Problem to work on: Repeat the listing exactly, line by line, and leave the pictures behind.

----------

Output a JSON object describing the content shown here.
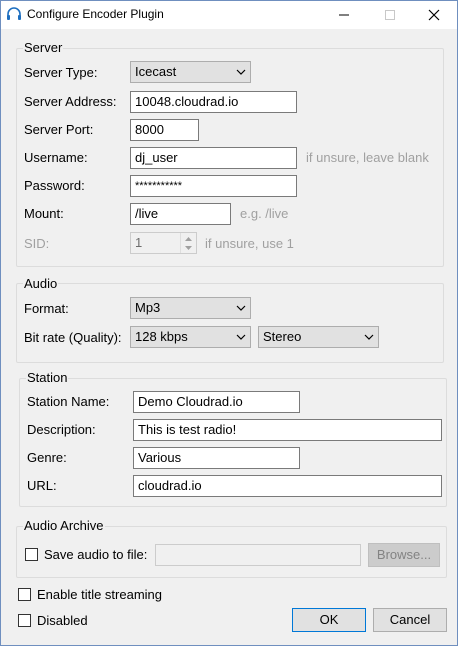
{
  "window": {
    "title": "Configure Encoder Plugin",
    "icon": "headphones-icon"
  },
  "server": {
    "legend": "Server",
    "server_type_label": "Server Type:",
    "server_type_value": "Icecast",
    "server_address_label": "Server Address:",
    "server_address_value": "10048.cloudrad.io",
    "server_port_label": "Server Port:",
    "server_port_value": "8000",
    "username_label": "Username:",
    "username_value": "dj_user",
    "username_hint": "if unsure, leave blank",
    "password_label": "Password:",
    "password_value": "***********",
    "mount_label": "Mount:",
    "mount_value": "/live",
    "mount_hint": "e.g. /live",
    "sid_label": "SID:",
    "sid_value": "1",
    "sid_hint": "if unsure, use 1"
  },
  "audio": {
    "legend": "Audio",
    "format_label": "Format:",
    "format_value": "Mp3",
    "bitrate_label": "Bit rate (Quality):",
    "bitrate_value": "128 kbps",
    "channels_value": "Stereo"
  },
  "station": {
    "legend": "Station",
    "name_label": "Station Name:",
    "name_value": "Demo Cloudrad.io",
    "description_label": "Description:",
    "description_value": "This is test radio!",
    "genre_label": "Genre:",
    "genre_value": "Various",
    "url_label": "URL:",
    "url_value": "cloudrad.io"
  },
  "archive": {
    "legend": "Audio Archive",
    "save_label": "Save audio to file:",
    "save_checked": false,
    "path_value": "",
    "browse_label": "Browse..."
  },
  "options": {
    "title_streaming_label": "Enable title streaming",
    "title_streaming_checked": false,
    "disabled_label": "Disabled",
    "disabled_checked": false
  },
  "buttons": {
    "ok_label": "OK",
    "cancel_label": "Cancel"
  }
}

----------

Result of this exercise:
Output a JSON object describing the content shown here.
{
  "window": {
    "title": "Configure Encoder Plugin",
    "icon": "headphones-icon"
  },
  "server": {
    "legend": "Server",
    "server_type_label": "Server Type:",
    "server_type_value": "Icecast",
    "server_address_label": "Server Address:",
    "server_address_value": "10048.cloudrad.io",
    "server_port_label": "Server Port:",
    "server_port_value": "8000",
    "username_label": "Username:",
    "username_value": "dj_user",
    "username_hint": "if unsure, leave blank",
    "password_label": "Password:",
    "password_value": "***********",
    "mount_label": "Mount:",
    "mount_value": "/live",
    "mount_hint": "e.g. /live",
    "sid_label": "SID:",
    "sid_value": "1",
    "sid_hint": "if unsure, use 1"
  },
  "audio": {
    "legend": "Audio",
    "format_label": "Format:",
    "format_value": "Mp3",
    "bitrate_label": "Bit rate (Quality):",
    "bitrate_value": "128 kbps",
    "channels_value": "Stereo"
  },
  "station": {
    "legend": "Station",
    "name_label": "Station Name:",
    "name_value": "Demo Cloudrad.io",
    "description_label": "Description:",
    "description_value": "This is test radio!",
    "genre_label": "Genre:",
    "genre_value": "Various",
    "url_label": "URL:",
    "url_value": "cloudrad.io"
  },
  "archive": {
    "legend": "Audio Archive",
    "save_label": "Save audio to file:",
    "save_checked": false,
    "path_value": "",
    "browse_label": "Browse..."
  },
  "options": {
    "title_streaming_label": "Enable title streaming",
    "title_streaming_checked": false,
    "disabled_label": "Disabled",
    "disabled_checked": false
  },
  "buttons": {
    "ok_label": "OK",
    "cancel_label": "Cancel"
  }
}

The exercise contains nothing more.